What the committee gave us in terms of advice on data standards, administrative simplification, I really do not think we could have done that, the department. I think CMS, Terry, will agree and some of the folks who originally worked on HIPAA. I do not think it was even possible to do without the committee’s advice and the committee’s ability to get the industry together in a setting where it was a very open and a very objective setting. The committee was always – some of other advisory committees. Everyone knows they would get a chance to present their views. We could always rely on the committee for where – the consensus if any and then what was the way to move forward.
And really it was always the best data and information and thought so we did not have to worry, which was really our job to be honest. It is to provide the best thinking and the best recommendations. Anything less than that is just not helpful to anyone.
The committee has a wonderful record. I know you will do well. The names for three vacancies on the committee are now undergoing vetting here at HHS. There is a pretty good chance that those persons will be announced as well. We will almost have all of the vacancies filled on the committee. I just want to wish you the best going forward.
In terms of advice, it is kind of like what our agencies are doing here. We only have one president at a time. The current president and administration is here until January 20. I think the focus here and in all the other agencies is to get things in the best shape that you would want to leave them for the people who are here now.
And then after that just to be – again, take the same perspective. It is a good reputation as an honest broker in the future.
The only thing is it is a time – as we are doing here. It is a time to reflect on what we have accomplished and where things stand. It is not necessarily a time to start anything new for a variety of reasons, but to think of – and not to take big steps, but commit time and resources without knowing where the parameters may lead us.
But by January and by February, I think the committee’s meeting, and then by later, I think the smoke will begin to clear. In many ways, the committee’s work is pretty much enduring. It is like public health. Things change, but the issues do not go away. It is just different views of how to solve the problems.

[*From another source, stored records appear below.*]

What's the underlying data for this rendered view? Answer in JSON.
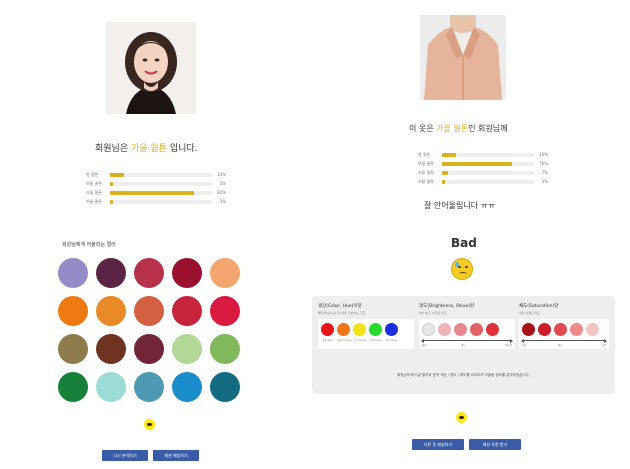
{
  "left": {
    "headline_prefix": "회원님은 ",
    "headline_accent": "가을 웜톤",
    "headline_suffix": " 입니다.",
    "stats": [
      {
        "label": "봄 웜톤",
        "percent": "14%",
        "value": 14
      },
      {
        "label": "여름 쿨톤",
        "percent": "3%",
        "value": 3
      },
      {
        "label": "가을 웜톤",
        "percent": "82%",
        "value": 82
      },
      {
        "label": "겨울 쿨톤",
        "percent": "3%",
        "value": 3
      }
    ],
    "palette_title": "회원님에게 어울리는 컬러",
    "palette": [
      "#948cc6",
      "#5b2444",
      "#b8314a",
      "#9b0f2f",
      "#f5a670",
      "#f07a12",
      "#ea8a26",
      "#d46042",
      "#c7233c",
      "#db1a43",
      "#8e7a4a",
      "#6f3321",
      "#702638",
      "#b3d796",
      "#80b85b",
      "#17803a",
      "#9cdcd6",
      "#4e9ab4",
      "#1b8ccc",
      "#126b80"
    ],
    "buttons": [
      "다시 분석하기",
      "패션 매칭하기"
    ]
  },
  "right": {
    "headline_prefix": "이 옷은 ",
    "headline_accent": "가을 웜톤",
    "headline_suffix": "인 회원님께",
    "stats": [
      {
        "label": "봄 웜톤",
        "percent": "15%",
        "value": 15
      },
      {
        "label": "여름 쿨톤",
        "percent": "76%",
        "value": 76
      },
      {
        "label": "가을 웜톤",
        "percent": "7%",
        "value": 7
      },
      {
        "label": "겨울 쿨톤",
        "percent": "3%",
        "value": 3
      }
    ],
    "verdict": "잘 안어울립니다 ㅠㅠ",
    "rating": "Bad",
    "analysis": {
      "hue_title": "색상(Color, Hue)이란",
      "hue_desc": "빨강/파랑/노랑 등 색을 구분하는 기준",
      "hue_dots": [
        "#e8141a",
        "#f07618",
        "#f2e21a",
        "#2bd82e",
        "#1a2ee0"
      ],
      "hue_labels": [
        "빨강 Red",
        "주황 Orange",
        "노랑 Yellow",
        "초록 Green",
        "파랑 Blue"
      ],
      "value_title": "명도(Brightness, Value)란",
      "value_desc": "색의 밝고 어두운 정도",
      "value_dots": [
        "#e6e6e6",
        "#eeb4b8",
        "#e88890",
        "#e26068",
        "#e0303a"
      ],
      "value_axis_left": "밝음",
      "value_axis_mid": "명도",
      "value_axis_right": "어두움",
      "sat_title": "채도(Saturation)란",
      "sat_desc": "색의 선명한 정도",
      "sat_dots": [
        "#a8101a",
        "#cc1c28",
        "#e44a50",
        "#ee8a8c",
        "#f2c4c4"
      ],
      "sat_axis_left": "높음",
      "sat_axis_mid": "채도",
      "sat_axis_right": "낮음",
      "note": "회원님의 퍼스널 컬러와 옷의 색상 / 명도 / 채도를 비교하여 어울림 정도를 분석하였습니다."
    },
    "buttons": [
      "다른 옷 매칭하기",
      "패션 추천 받기"
    ]
  }
}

As I was going through some of my old files here, I was looking back even down into the ’70s. The public health service published – plans for health. What was said in those plans in terms of research and policy and health insurance, public health, regulation and protection for public health. Most of those ideas and many of the specific recommendations actually foreshadowed things that we take for granted now. I think it is constantly evolving.
I think the best thing would be for the committee to keep a lot of flexibility for the next six months. We just do not know what will happen. I think the committee itself has a great reputation for objectivity. It is not seen as a political body. I think the issues that the committee deals with are really – they were bipartisan to begin with. I hope that remains.

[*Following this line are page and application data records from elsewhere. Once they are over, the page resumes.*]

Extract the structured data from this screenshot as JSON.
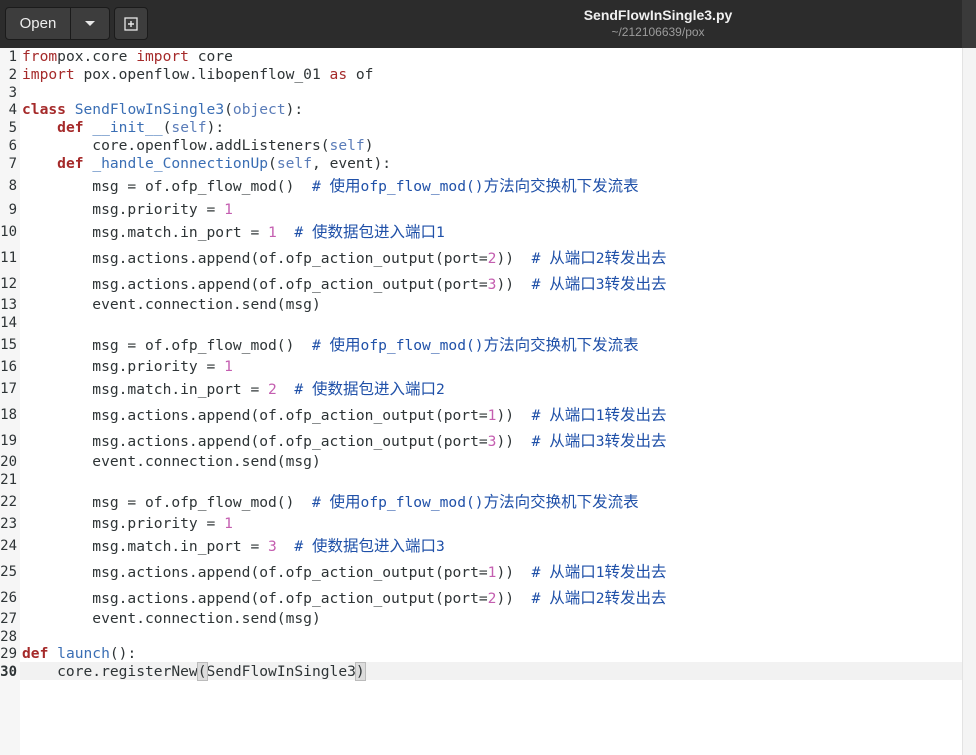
{
  "toolbar": {
    "open_label": "Open",
    "menu_icon": "chevron-down-icon",
    "new_icon": "new-document-icon"
  },
  "window": {
    "title": "SendFlowInSingle3.py",
    "path": "~/212106639/pox"
  },
  "editor": {
    "current_line": 30,
    "lines": [
      {
        "n": "1",
        "t": [
          [
            "kw2",
            "from"
          ],
          [
            "",
            "pox.core "
          ],
          [
            "kw2",
            "import"
          ],
          [
            "",
            " core"
          ]
        ]
      },
      {
        "n": "2",
        "t": [
          [
            "kw2",
            "import"
          ],
          [
            "",
            " pox.openflow.libopenflow_01 "
          ],
          [
            "kw2",
            "as"
          ],
          [
            "",
            " of"
          ]
        ]
      },
      {
        "n": "3",
        "t": []
      },
      {
        "n": "4",
        "t": [
          [
            "kw",
            "class"
          ],
          [
            "",
            " "
          ],
          [
            "fn",
            "SendFlowInSingle3"
          ],
          [
            "",
            "("
          ],
          [
            "bi",
            "object"
          ],
          [
            "",
            "):"
          ]
        ]
      },
      {
        "n": "5",
        "t": [
          [
            "",
            "    "
          ],
          [
            "kw",
            "def"
          ],
          [
            "",
            " "
          ],
          [
            "fn",
            "__init__"
          ],
          [
            "",
            "("
          ],
          [
            "bi",
            "self"
          ],
          [
            "",
            "):"
          ]
        ]
      },
      {
        "n": "6",
        "t": [
          [
            "",
            "        core.openflow.addListeners("
          ],
          [
            "bi",
            "self"
          ],
          [
            "",
            ")"
          ]
        ]
      },
      {
        "n": "7",
        "t": [
          [
            "",
            "    "
          ],
          [
            "kw",
            "def"
          ],
          [
            "",
            " "
          ],
          [
            "fn",
            "_handle_ConnectionUp"
          ],
          [
            "",
            "("
          ],
          [
            "bi",
            "self"
          ],
          [
            "",
            ", event):"
          ]
        ]
      },
      {
        "n": "8",
        "t": [
          [
            "",
            "        msg = of.ofp_flow_mod()  "
          ],
          [
            "cm",
            "# 使用ofp_flow_mod()方法向交换机下发流表"
          ]
        ]
      },
      {
        "n": "9",
        "t": [
          [
            "",
            "        msg.priority = "
          ],
          [
            "num",
            "1"
          ]
        ]
      },
      {
        "n": "10",
        "t": [
          [
            "",
            "        msg.match.in_port = "
          ],
          [
            "num",
            "1"
          ],
          [
            "",
            "  "
          ],
          [
            "cm",
            "# 使数据包进入端口1"
          ]
        ]
      },
      {
        "n": "11",
        "t": [
          [
            "",
            "        msg.actions.append(of.ofp_action_output(port="
          ],
          [
            "num",
            "2"
          ],
          [
            "",
            "))  "
          ],
          [
            "cm",
            "# 从端口2转发出去"
          ]
        ]
      },
      {
        "n": "12",
        "t": [
          [
            "",
            "        msg.actions.append(of.ofp_action_output(port="
          ],
          [
            "num",
            "3"
          ],
          [
            "",
            "))  "
          ],
          [
            "cm",
            "# 从端口3转发出去"
          ]
        ]
      },
      {
        "n": "13",
        "t": [
          [
            "",
            "        event.connection.send(msg)"
          ]
        ]
      },
      {
        "n": "14",
        "t": []
      },
      {
        "n": "15",
        "t": [
          [
            "",
            "        msg = of.ofp_flow_mod()  "
          ],
          [
            "cm",
            "# 使用ofp_flow_mod()方法向交换机下发流表"
          ]
        ]
      },
      {
        "n": "16",
        "t": [
          [
            "",
            "        msg.priority = "
          ],
          [
            "num",
            "1"
          ]
        ]
      },
      {
        "n": "17",
        "t": [
          [
            "",
            "        msg.match.in_port = "
          ],
          [
            "num",
            "2"
          ],
          [
            "",
            "  "
          ],
          [
            "cm",
            "# 使数据包进入端口2"
          ]
        ]
      },
      {
        "n": "18",
        "t": [
          [
            "",
            "        msg.actions.append(of.ofp_action_output(port="
          ],
          [
            "num",
            "1"
          ],
          [
            "",
            "))  "
          ],
          [
            "cm",
            "# 从端口1转发出去"
          ]
        ]
      },
      {
        "n": "19",
        "t": [
          [
            "",
            "        msg.actions.append(of.ofp_action_output(port="
          ],
          [
            "num",
            "3"
          ],
          [
            "",
            "))  "
          ],
          [
            "cm",
            "# 从端口3转发出去"
          ]
        ]
      },
      {
        "n": "20",
        "t": [
          [
            "",
            "        event.connection.send(msg)"
          ]
        ]
      },
      {
        "n": "21",
        "t": []
      },
      {
        "n": "22",
        "t": [
          [
            "",
            "        msg = of.ofp_flow_mod()  "
          ],
          [
            "cm",
            "# 使用ofp_flow_mod()方法向交换机下发流表"
          ]
        ]
      },
      {
        "n": "23",
        "t": [
          [
            "",
            "        msg.priority = "
          ],
          [
            "num",
            "1"
          ]
        ]
      },
      {
        "n": "24",
        "t": [
          [
            "",
            "        msg.match.in_port = "
          ],
          [
            "num",
            "3"
          ],
          [
            "",
            "  "
          ],
          [
            "cm",
            "# 使数据包进入端口3"
          ]
        ]
      },
      {
        "n": "25",
        "t": [
          [
            "",
            "        msg.actions.append(of.ofp_action_output(port="
          ],
          [
            "num",
            "1"
          ],
          [
            "",
            "))  "
          ],
          [
            "cm",
            "# 从端口1转发出去"
          ]
        ]
      },
      {
        "n": "26",
        "t": [
          [
            "",
            "        msg.actions.append(of.ofp_action_output(port="
          ],
          [
            "num",
            "2"
          ],
          [
            "",
            "))  "
          ],
          [
            "cm",
            "# 从端口2转发出去"
          ]
        ]
      },
      {
        "n": "27",
        "t": [
          [
            "",
            "        event.connection.send(msg)"
          ]
        ]
      },
      {
        "n": "28",
        "t": []
      },
      {
        "n": "29",
        "t": [
          [
            "kw",
            "def"
          ],
          [
            "",
            " "
          ],
          [
            "fn",
            "launch"
          ],
          [
            "",
            "():"
          ]
        ]
      },
      {
        "n": "30",
        "t": [
          [
            "",
            "    core.registerNew"
          ],
          [
            "br",
            "("
          ],
          [
            "",
            "SendFlowInSingle3"
          ],
          [
            "br",
            ")"
          ]
        ]
      }
    ]
  },
  "colors": {
    "keyword": "#a52a2a",
    "function": "#3a6eb4",
    "builtin": "#5a7cb8",
    "number": "#c45eb0",
    "comment": "#1f50a8",
    "header_bg": "#2c2c2c"
  }
}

It has been a pleasure working with all of you. I may be one of those folks who writes to the Secretary later or comes to some of your meetings, but it has been a pleasure.

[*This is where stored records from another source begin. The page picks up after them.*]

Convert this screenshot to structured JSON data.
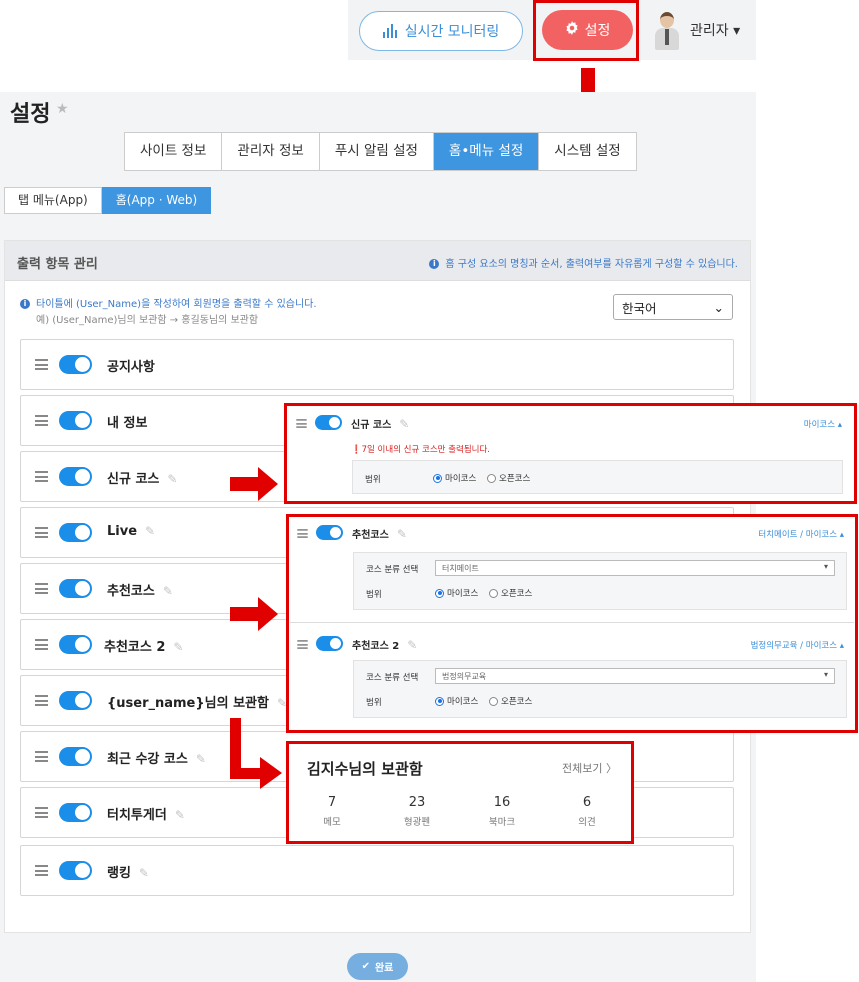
{
  "header": {
    "monitor_label": "실시간 모니터링",
    "settings_label": "설정",
    "user_label": "관리자 ▾",
    "accent": "#f26262",
    "highlight": "#e00000"
  },
  "page": {
    "title": "설정",
    "star": "★"
  },
  "tabs": [
    "사이트 정보",
    "관리자 정보",
    "푸시 알림 설정",
    "홈•메뉴 설정",
    "시스템 설정"
  ],
  "subtabs": [
    "탭 메뉴(App)",
    "홈(App · Web)"
  ],
  "panel": {
    "title": "출력 항목 관리",
    "help": "홈 구성 요소의 명칭과 순서, 출력여부를 자유롭게 구성할 수 있습니다.",
    "info1": "타이틀에 (User_Name)을 작성하여 회원명을 출력할 수 있습니다.",
    "info2": "예) (User_Name)님의 보관함 → 홍길동님의 보관함",
    "language": "한국어",
    "items": [
      "공지사항",
      "내 정보",
      "신규 코스",
      "Live",
      "추천코스",
      "추천코스 2",
      "{user_name}님의 보관함",
      "최근 수강 코스",
      "터치투게더",
      "랭킹"
    ]
  },
  "detail_new": {
    "title": "신규 코스",
    "right": "마이코스 ▴",
    "warning": "7일 이내의 신규 코스만 출력됩니다.",
    "range_label": "범위",
    "opt_my": "마이코스",
    "opt_open": "오픈코스"
  },
  "detail_rec1": {
    "title": "추천코스",
    "right": "터치메이트 / 마이코스 ▴",
    "category_label": "코스 분류 선택",
    "category_value": "터치메이트",
    "range_label": "범위",
    "opt_my": "마이코스",
    "opt_open": "오픈코스"
  },
  "detail_rec2": {
    "title": "추천코스 2",
    "right": "법정의무교육 / 마이코스 ▴",
    "category_label": "코스 분류 선택",
    "category_value": "법정의무교육",
    "range_label": "범위",
    "opt_my": "마이코스",
    "opt_open": "오픈코스"
  },
  "storage": {
    "title": "김지수님의 보관함",
    "more": "전체보기 〉",
    "stats": [
      {
        "num": "7",
        "label": "메모"
      },
      {
        "num": "23",
        "label": "형광펜"
      },
      {
        "num": "16",
        "label": "북마크"
      },
      {
        "num": "6",
        "label": "의견"
      }
    ]
  },
  "done_label": "완료"
}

DR. STEAD: Jim, we would always like a comment from our new citizen member. We hope that from time to time you will find your way to some of our social dinners as Marjorie and others have done. You have a special place in our hearts and minds. Thank you.
DR. SCANLON: Great to see everyone last night.
DR. STEAD: Take care. Are people good with adjournment or do you want to run around the table? I hear movement to adjourn. Thank you. You have been awesome.
(Whereupon, at 2:45 p.m., the meeting adjourned.)